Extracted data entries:
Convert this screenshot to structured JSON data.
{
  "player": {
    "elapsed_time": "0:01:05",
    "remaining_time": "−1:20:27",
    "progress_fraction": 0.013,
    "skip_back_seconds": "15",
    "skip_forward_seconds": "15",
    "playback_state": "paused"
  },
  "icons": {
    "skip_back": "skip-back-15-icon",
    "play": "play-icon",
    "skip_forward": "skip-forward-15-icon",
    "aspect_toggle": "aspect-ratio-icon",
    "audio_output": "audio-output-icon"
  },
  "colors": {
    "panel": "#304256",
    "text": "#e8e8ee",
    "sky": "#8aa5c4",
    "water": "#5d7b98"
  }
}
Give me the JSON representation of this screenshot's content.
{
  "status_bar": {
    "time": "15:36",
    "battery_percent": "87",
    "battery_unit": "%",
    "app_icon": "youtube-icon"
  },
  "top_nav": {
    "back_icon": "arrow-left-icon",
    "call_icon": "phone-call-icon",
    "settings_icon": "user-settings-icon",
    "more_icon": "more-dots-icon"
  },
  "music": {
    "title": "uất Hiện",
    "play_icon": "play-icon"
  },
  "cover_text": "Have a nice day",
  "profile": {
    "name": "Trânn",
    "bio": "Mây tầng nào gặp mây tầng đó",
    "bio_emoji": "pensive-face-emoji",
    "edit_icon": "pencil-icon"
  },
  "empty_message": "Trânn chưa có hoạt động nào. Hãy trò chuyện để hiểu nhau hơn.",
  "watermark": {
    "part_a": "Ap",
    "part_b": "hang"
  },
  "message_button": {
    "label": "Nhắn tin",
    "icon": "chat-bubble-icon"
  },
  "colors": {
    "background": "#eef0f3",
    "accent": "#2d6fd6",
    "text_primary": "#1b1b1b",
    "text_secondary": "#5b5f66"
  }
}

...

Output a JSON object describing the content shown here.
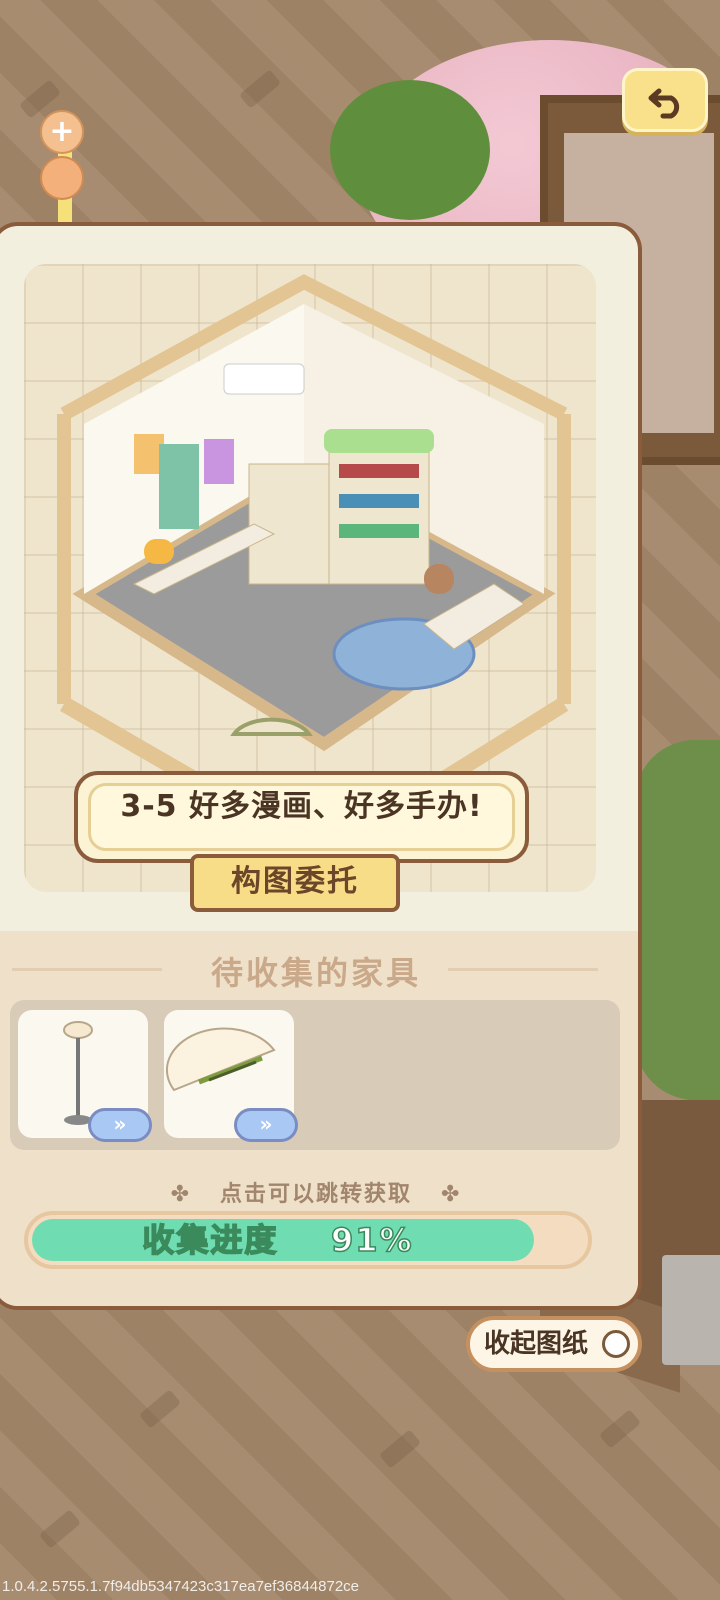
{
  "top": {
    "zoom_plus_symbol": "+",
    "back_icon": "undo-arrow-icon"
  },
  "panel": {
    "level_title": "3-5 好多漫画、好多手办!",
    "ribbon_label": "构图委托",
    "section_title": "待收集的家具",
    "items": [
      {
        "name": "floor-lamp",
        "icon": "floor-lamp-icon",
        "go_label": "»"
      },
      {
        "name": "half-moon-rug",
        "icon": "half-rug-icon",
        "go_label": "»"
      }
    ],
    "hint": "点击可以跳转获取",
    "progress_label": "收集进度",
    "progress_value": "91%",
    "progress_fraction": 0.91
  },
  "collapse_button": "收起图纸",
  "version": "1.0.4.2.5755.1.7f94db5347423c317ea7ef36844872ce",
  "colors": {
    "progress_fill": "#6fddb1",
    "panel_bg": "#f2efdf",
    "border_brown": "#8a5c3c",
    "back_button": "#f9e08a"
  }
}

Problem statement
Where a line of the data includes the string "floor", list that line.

Solution to the problem
        "name": "floor-lamp",
        "icon": "floor-lamp-icon",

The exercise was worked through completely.